_TASK TO CARRY OUT:_ Please output every entry below precisely as written.

Dataset records:
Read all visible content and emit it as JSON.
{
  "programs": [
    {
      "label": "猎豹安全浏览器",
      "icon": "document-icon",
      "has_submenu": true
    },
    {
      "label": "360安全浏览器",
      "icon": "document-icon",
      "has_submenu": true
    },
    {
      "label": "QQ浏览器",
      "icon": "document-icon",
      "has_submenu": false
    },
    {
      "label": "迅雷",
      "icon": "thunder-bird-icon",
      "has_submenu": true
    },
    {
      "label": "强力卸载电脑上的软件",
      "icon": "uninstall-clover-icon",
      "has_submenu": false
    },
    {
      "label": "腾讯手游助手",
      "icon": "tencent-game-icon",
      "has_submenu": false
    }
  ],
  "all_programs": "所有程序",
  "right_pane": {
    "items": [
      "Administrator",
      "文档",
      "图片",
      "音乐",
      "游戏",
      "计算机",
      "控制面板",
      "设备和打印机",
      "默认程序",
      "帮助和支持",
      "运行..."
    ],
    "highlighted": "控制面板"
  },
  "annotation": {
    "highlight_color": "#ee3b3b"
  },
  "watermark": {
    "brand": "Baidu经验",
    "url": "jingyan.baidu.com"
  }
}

_RESPONSE TO THE EXERCISE:_
Read all visible content and emit it as JSON.
{
  "programs": [
    {
      "label": "猎豹安全浏览器",
      "icon": "document-icon",
      "has_submenu": true
    },
    {
      "label": "360安全浏览器",
      "icon": "document-icon",
      "has_submenu": true
    },
    {
      "label": "QQ浏览器",
      "icon": "document-icon",
      "has_submenu": false
    },
    {
      "label": "迅雷",
      "icon": "thunder-bird-icon",
      "has_submenu": true
    },
    {
      "label": "强力卸载电脑上的软件",
      "icon": "uninstall-clover-icon",
      "has_submenu": false
    },
    {
      "label": "腾讯手游助手",
      "icon": "tencent-game-icon",
      "has_submenu": false
    }
  ],
  "all_programs": "所有程序",
  "right_pane": {
    "items": [
      "Administrator",
      "文档",
      "图片",
      "音乐",
      "游戏",
      "计算机",
      "控制面板",
      "设备和打印机",
      "默认程序",
      "帮助和支持",
      "运行..."
    ],
    "highlighted": "控制面板"
  },
  "annotation": {
    "highlight_color": "#ee3b3b"
  },
  "watermark": {
    "brand": "Baidu经验",
    "url": "jingyan.baidu.com"
  }
}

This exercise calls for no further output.